> _What is required_
Give the number of lines in the records below that include the word "value", and add nothing to it.

┌──

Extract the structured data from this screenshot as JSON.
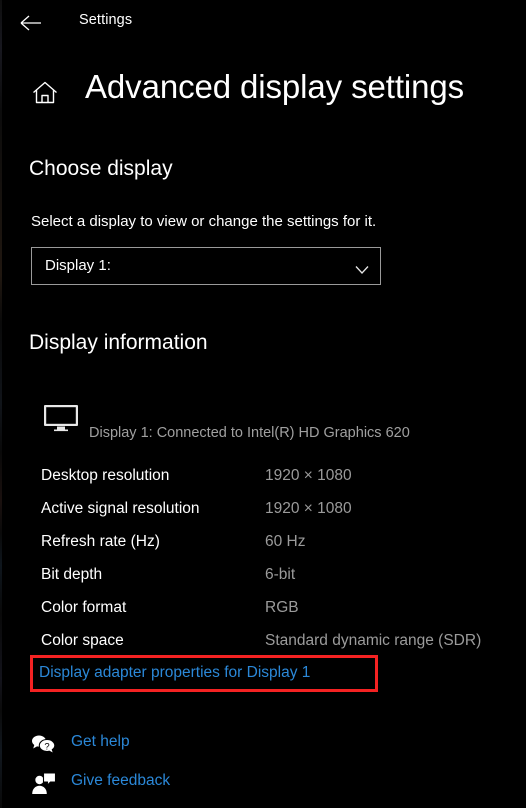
{
  "window": {
    "titlebar_label": "Settings",
    "back_icon": "back-arrow-icon",
    "home_icon": "home-icon",
    "page_title": "Advanced display settings"
  },
  "choose_display": {
    "heading": "Choose display",
    "subtitle": "Select a display to view or change the settings for it.",
    "dropdown": {
      "selected": "Display 1:",
      "chevron_icon": "chevron-down-icon"
    }
  },
  "display_information": {
    "heading": "Display information",
    "monitor_icon": "monitor-icon",
    "connection": "Display 1: Connected to Intel(R) HD Graphics 620",
    "rows": [
      {
        "label": "Desktop resolution",
        "value": "1920 × 1080"
      },
      {
        "label": "Active signal resolution",
        "value": "1920 × 1080"
      },
      {
        "label": "Refresh rate (Hz)",
        "value": "60 Hz"
      },
      {
        "label": "Bit depth",
        "value": "6-bit"
      },
      {
        "label": "Color format",
        "value": "RGB"
      },
      {
        "label": "Color space",
        "value": "Standard dynamic range (SDR)"
      }
    ],
    "adapter_link": "Display adapter properties for Display 1"
  },
  "footer": {
    "get_help": {
      "label": "Get help",
      "icon": "help-bubbles-icon"
    },
    "give_feedback": {
      "label": "Give feedback",
      "icon": "feedback-person-icon"
    }
  },
  "colors": {
    "background": "#000000",
    "text_primary": "#ffffff",
    "text_secondary": "#9b9b9b",
    "link_blue": "#2b88d8",
    "highlight_red": "#f42222",
    "control_border": "#9a9a9a"
  }
}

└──

> _Written answer_
6